In the records below, count every line that includes the word "Geolocation". Provide the total alone.

====== THE DATA ======

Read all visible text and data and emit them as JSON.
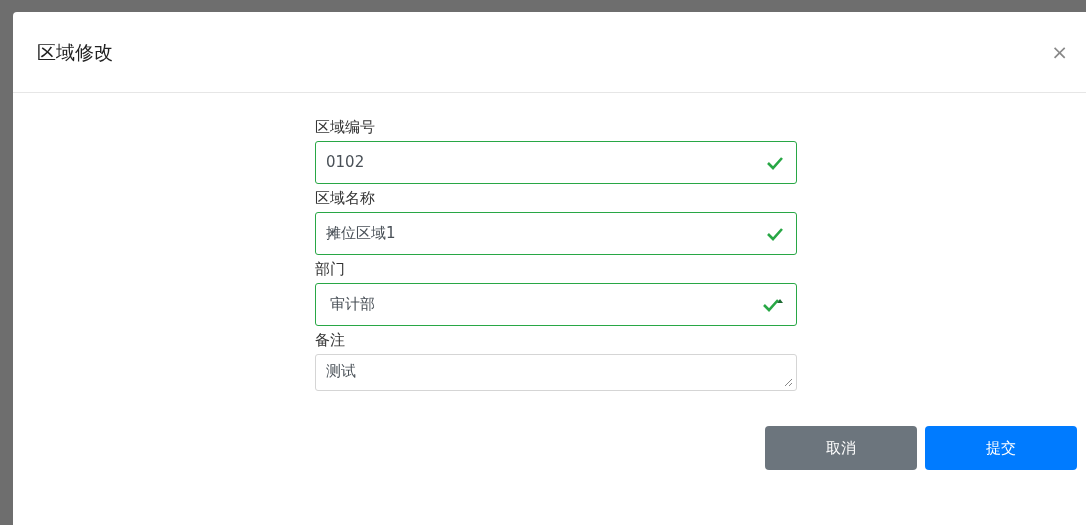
{
  "dialog": {
    "title": "区域修改",
    "close": "×"
  },
  "fields": [
    {
      "label": "区域编号",
      "kind": "input",
      "value": "0102",
      "valid": true
    },
    {
      "label": "区域名称",
      "kind": "input",
      "value": "摊位区域1",
      "valid": true
    },
    {
      "label": "部门",
      "kind": "select",
      "value": "审计部",
      "valid": true
    },
    {
      "label": "备注",
      "kind": "textarea",
      "value": "测试",
      "valid": false
    }
  ],
  "buttons": [
    {
      "label": "取消",
      "kind": "secondary"
    },
    {
      "label": "提交",
      "kind": "primary"
    }
  ]
}
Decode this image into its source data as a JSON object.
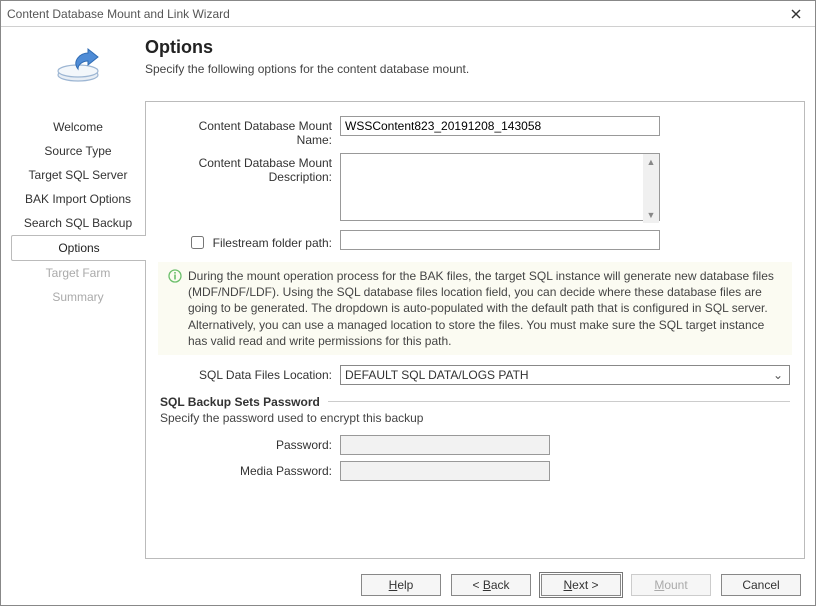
{
  "window": {
    "title": "Content Database Mount and Link Wizard"
  },
  "header": {
    "title": "Options",
    "subtitle": "Specify the following options for the content database mount."
  },
  "sidebar": {
    "items": [
      {
        "label": "Welcome",
        "state": "normal"
      },
      {
        "label": "Source Type",
        "state": "normal"
      },
      {
        "label": "Target SQL Server",
        "state": "normal"
      },
      {
        "label": "BAK Import Options",
        "state": "normal"
      },
      {
        "label": "Search SQL Backup",
        "state": "normal"
      },
      {
        "label": "Options",
        "state": "selected"
      },
      {
        "label": "Target Farm",
        "state": "disabled"
      },
      {
        "label": "Summary",
        "state": "disabled"
      }
    ]
  },
  "form": {
    "mount_name_label": "Content Database Mount Name:",
    "mount_name_value": "WSSContent823_20191208_143058",
    "mount_desc_label": "Content Database Mount Description:",
    "mount_desc_value": "",
    "filestream_checked": false,
    "filestream_label": "Filestream folder path:",
    "filestream_value": "",
    "info_text": "During the mount operation process for the BAK files, the target SQL instance will generate new database files (MDF/NDF/LDF). Using the SQL database files location field, you can decide where these database files are going to be generated. The dropdown is auto-populated with the default path that is configured in SQL server. Alternatively, you can use a managed location to store the files. You must make sure the SQL target instance has valid read and write permissions for this path.",
    "sql_location_label": "SQL Data Files Location:",
    "sql_location_value": "DEFAULT SQL DATA/LOGS PATH",
    "backupsets_title": "SQL Backup Sets Password",
    "backupsets_sub": "Specify the password used to encrypt this backup",
    "password_label": "Password:",
    "password_value": "",
    "media_password_label": "Media Password:",
    "media_password_value": ""
  },
  "footer": {
    "help": "Help",
    "help_u": "H",
    "back": "< Back",
    "back_u": "B",
    "next": "Next >",
    "next_u": "N",
    "mount": "Mount",
    "mount_u": "M",
    "cancel": "Cancel"
  }
}
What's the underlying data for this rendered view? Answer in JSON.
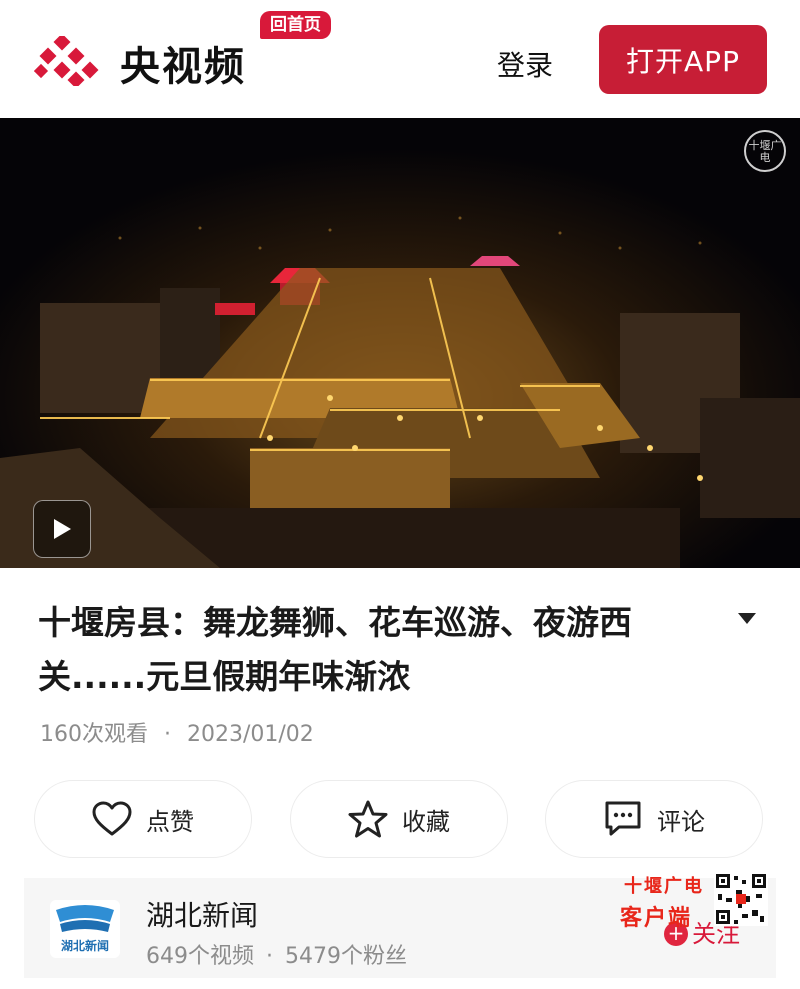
{
  "header": {
    "brand": "央视频",
    "home_badge": "回首页",
    "login": "登录",
    "open_app": "打开APP",
    "logo_icon": "cctv-video-logo-icon",
    "accent_color": "#c71e36"
  },
  "video": {
    "play_icon": "play-icon",
    "seal_text": "十堰广电"
  },
  "article": {
    "title": "十堰房县：舞龙舞狮、花车巡游、夜游西关......元旦假期年味渐浓",
    "views": "160次观看",
    "separator": "·",
    "date": "2023/01/02"
  },
  "actions": [
    {
      "label": "点赞",
      "icon": "heart-icon"
    },
    {
      "label": "收藏",
      "icon": "star-icon"
    },
    {
      "label": "评论",
      "icon": "comment-icon"
    }
  ],
  "channel": {
    "name": "湖北新闻",
    "videos": "649个视频",
    "separator": "·",
    "fans": "5479个粉丝",
    "follow": "关注",
    "follow_plus": "+",
    "logo_text": "湖北新闻"
  },
  "watermark": {
    "line1": "十堰广电",
    "line2": "客户端"
  }
}
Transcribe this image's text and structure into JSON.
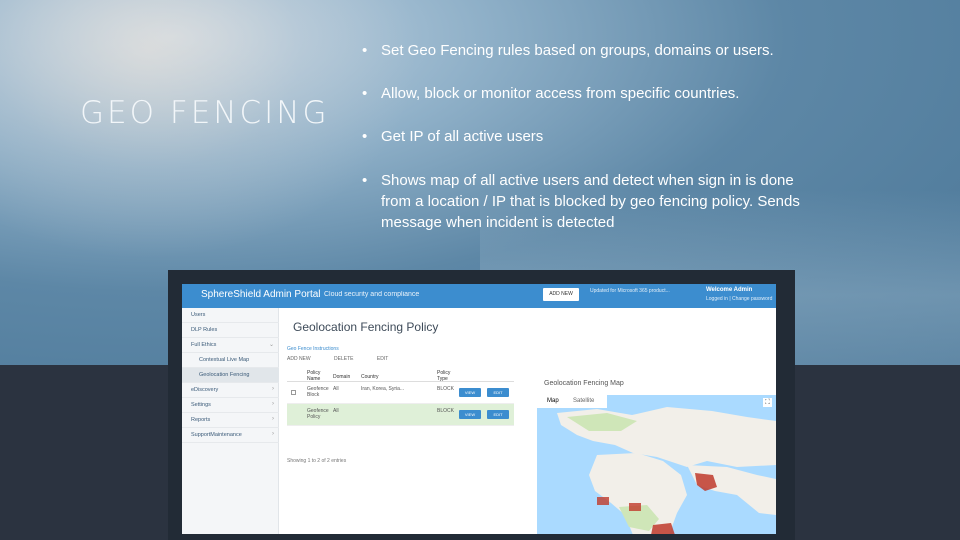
{
  "slide": {
    "title": "GEO FENCING",
    "bullets": [
      "Set Geo Fencing rules based on groups, domains or users.",
      "Allow, block or monitor access from specific countries.",
      "Get IP of all active users",
      "Shows map of all active users and detect when sign in is done from a location / IP that is blocked by geo fencing policy. Sends message when incident is detected"
    ],
    "bullet_glyph": "•"
  },
  "app": {
    "brand": "SphereShield Admin Portal",
    "tagline": "Cloud security and compliance",
    "top_button": "ADD NEW",
    "top_info": "Updated for Microsoft 365 product...",
    "welcome": "Welcome Admin",
    "user_line": "Logged in | Change password",
    "sidebar": [
      {
        "label": "Users",
        "icon": "users-icon"
      },
      {
        "label": "DLP Rules",
        "icon": "rules-icon"
      },
      {
        "label": "Full Ethics",
        "icon": "ethics-icon"
      },
      {
        "label": "Contextual Live Map",
        "icon": "map-icon"
      },
      {
        "label": "Geolocation Fencing",
        "icon": "fence-icon"
      },
      {
        "label": "eDiscovery",
        "icon": "discovery-icon"
      },
      {
        "label": "Settings",
        "icon": "gear-icon"
      },
      {
        "label": "Reports",
        "icon": "report-icon"
      },
      {
        "label": "SupportMaintenance",
        "icon": "support-icon"
      }
    ],
    "page_title": "Geolocation Fencing Policy",
    "pane_toggle": "Geo Fence Instructions",
    "filters": [
      "ADD NEW",
      "DELETE",
      "EDIT"
    ],
    "table": {
      "headers": [
        "Policy Name",
        "Domain",
        "Country",
        "Policy Type"
      ],
      "rows": [
        {
          "name": "Geofence Block",
          "domain": "All",
          "country": "Iran, Korea, Syria...",
          "type": "BLOCK",
          "view": "VIEW",
          "edit": "EDIT"
        },
        {
          "name": "Geofence Policy",
          "domain": "All",
          "country": "",
          "type": "BLOCK",
          "view": "VIEW",
          "edit": "EDIT"
        }
      ]
    },
    "showing": "Showing 1 to 2 of 2 entries",
    "map": {
      "title": "Geolocation Fencing Map",
      "tabs": [
        "Map",
        "Satellite"
      ],
      "colors": {
        "water": "#aadaff",
        "land": "#f2efe9",
        "green": "#cfe6b8",
        "blocked": "#c0392b"
      }
    }
  }
}
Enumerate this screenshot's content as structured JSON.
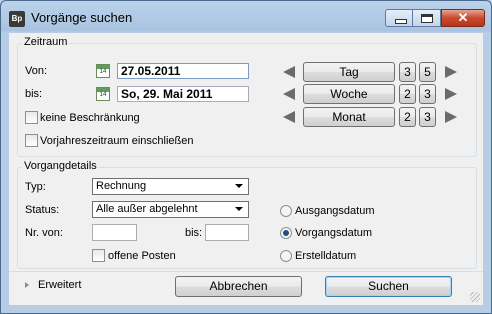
{
  "window": {
    "title": "Vorgänge suchen",
    "app_icon_text": "Bp",
    "close_glyph": "✕"
  },
  "zeitraum": {
    "group_title": "Zeitraum",
    "von_label": "Von:",
    "von_value": "27.05.2011",
    "bis_label": "bis:",
    "bis_value": "So, 29. Mai 2011",
    "calendar_day": "14",
    "keine_beschraenkung": "keine Beschränkung",
    "vorjahr": "Vorjahreszeitraum einschließen",
    "steps": [
      {
        "label": "Tag",
        "a": "3",
        "b": "5"
      },
      {
        "label": "Woche",
        "a": "2",
        "b": "3"
      },
      {
        "label": "Monat",
        "a": "2",
        "b": "3"
      }
    ]
  },
  "vorgangsdetails": {
    "group_title": "Vorgangdetails",
    "typ_label": "Typ:",
    "typ_value": "Rechnung",
    "status_label": "Status:",
    "status_value": "Alle außer abgelehnt",
    "nr_von_label": "Nr. von:",
    "bis_label": "bis:",
    "offene_posten": "offene Posten",
    "radios": [
      {
        "label": "Ausgangsdatum",
        "checked": false
      },
      {
        "label": "Vorgangsdatum",
        "checked": true
      },
      {
        "label": "Erstelldatum",
        "checked": false
      }
    ]
  },
  "footer": {
    "erweitert": "Erweitert",
    "abbrechen": "Abbrechen",
    "suchen": "Suchen"
  }
}
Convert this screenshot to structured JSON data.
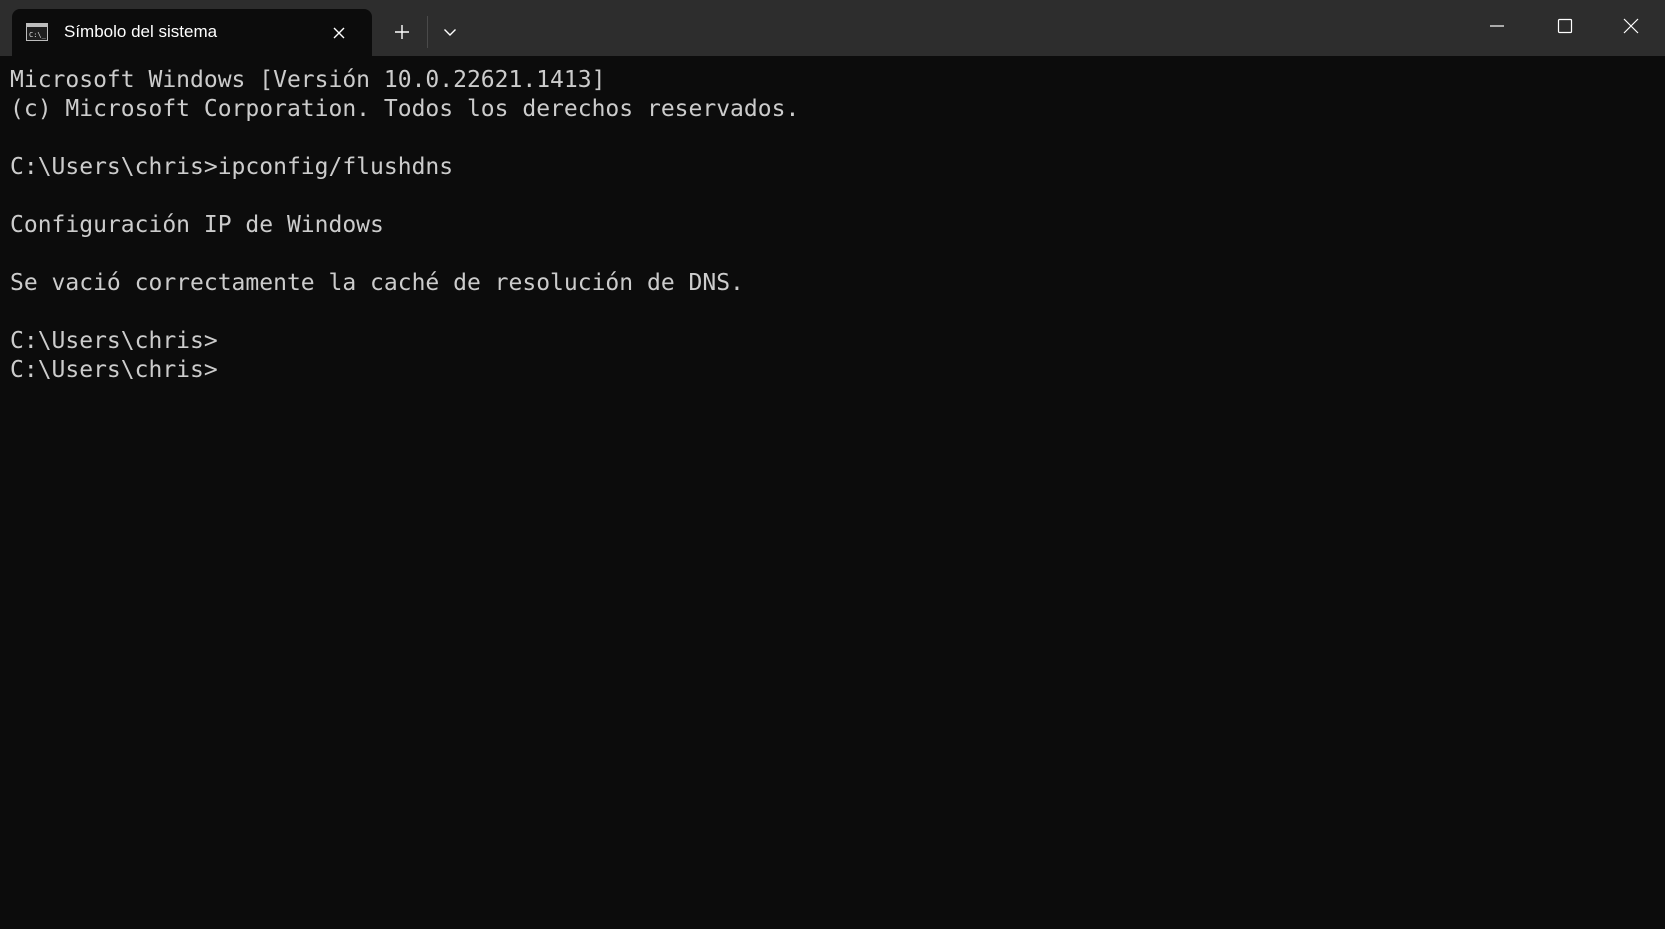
{
  "window": {
    "tab_title": "Símbolo del sistema"
  },
  "icons": {
    "tab": "cmd-prompt-icon",
    "tab_close": "close-icon",
    "new_tab": "plus-icon",
    "dropdown": "chevron-down-icon",
    "minimize": "minimize-icon",
    "maximize": "maximize-icon",
    "close": "close-icon"
  },
  "colors": {
    "titlebar": "#2d2d2d",
    "terminal_bg": "#0c0c0c",
    "terminal_text": "#cccccc"
  },
  "terminal": {
    "lines": [
      "Microsoft Windows [Versión 10.0.22621.1413]",
      "(c) Microsoft Corporation. Todos los derechos reservados.",
      "",
      "C:\\Users\\chris>ipconfig/flushdns",
      "",
      "Configuración IP de Windows",
      "",
      "Se vació correctamente la caché de resolución de DNS.",
      "",
      "C:\\Users\\chris>",
      "C:\\Users\\chris>"
    ]
  }
}
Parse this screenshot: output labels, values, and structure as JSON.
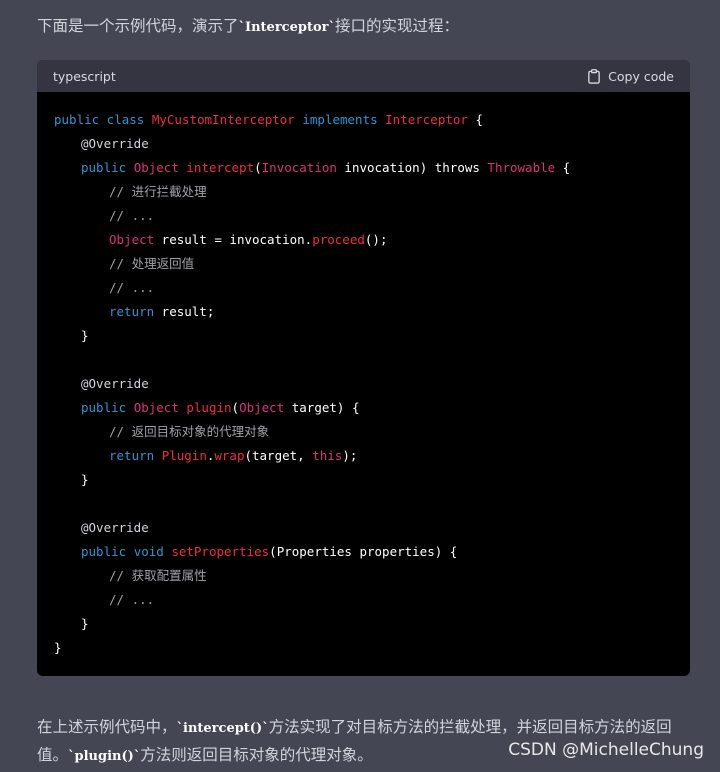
{
  "intro": {
    "text_before": "下面是一个示例代码，演示了",
    "code": "`Interceptor`",
    "text_after": "接口的实现过程："
  },
  "codeblock": {
    "language": "typescript",
    "copy_label": "Copy code",
    "copy_icon": "clipboard-icon",
    "colors": {
      "keyword": "#2e95d3",
      "type": "#df3079",
      "function": "#f22c3d",
      "comment": "#a0a1a7"
    }
  },
  "code": {
    "l1": {
      "a": "public class ",
      "b": "MyCustomInterceptor",
      "c": " implements ",
      "d": "Interceptor",
      "e": " {"
    },
    "l2": "@Override",
    "l3": {
      "a": "public ",
      "b": "Object",
      "c": " ",
      "d": "intercept",
      "e": "(",
      "f": "Invocation",
      "g": " invocation) throws ",
      "h": "Throwable",
      "i": " {"
    },
    "l4": "// 进行拦截处理",
    "l5": "// ...",
    "l6": {
      "a": "Object",
      "b": " result = invocation.",
      "c": "proceed",
      "d": "();"
    },
    "l7": "// 处理返回值",
    "l8": "// ...",
    "l9": {
      "a": "return",
      "b": " result;"
    },
    "l10": "}",
    "l12": "@Override",
    "l13": {
      "a": "public ",
      "b": "Object",
      "c": " ",
      "d": "plugin",
      "e": "(",
      "f": "Object",
      "g": " target) {"
    },
    "l14": "// 返回目标对象的代理对象",
    "l15": {
      "a": "return ",
      "b": "Plugin",
      "c": ".",
      "d": "wrap",
      "e": "(target, ",
      "f": "this",
      "g": ");"
    },
    "l16": "}",
    "l18": "@Override",
    "l19": {
      "a": "public ",
      "b": "void",
      "c": " ",
      "d": "setProperties",
      "e": "(Properties properties) {"
    },
    "l20": "// 获取配置属性",
    "l21": "// ...",
    "l22": "}",
    "l23": "}"
  },
  "outro": {
    "p1": "在上述示例代码中，",
    "c1": "`intercept()`",
    "p2": "方法实现了对目标方法的拦截处理，并返回目标方法的返回值。",
    "c2": "`plugin()`",
    "p3": "方法则返回目标对象的代理对象。"
  },
  "watermark": "CSDN @MichelleChung"
}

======

RESULT OF THIS EXERCISE: 3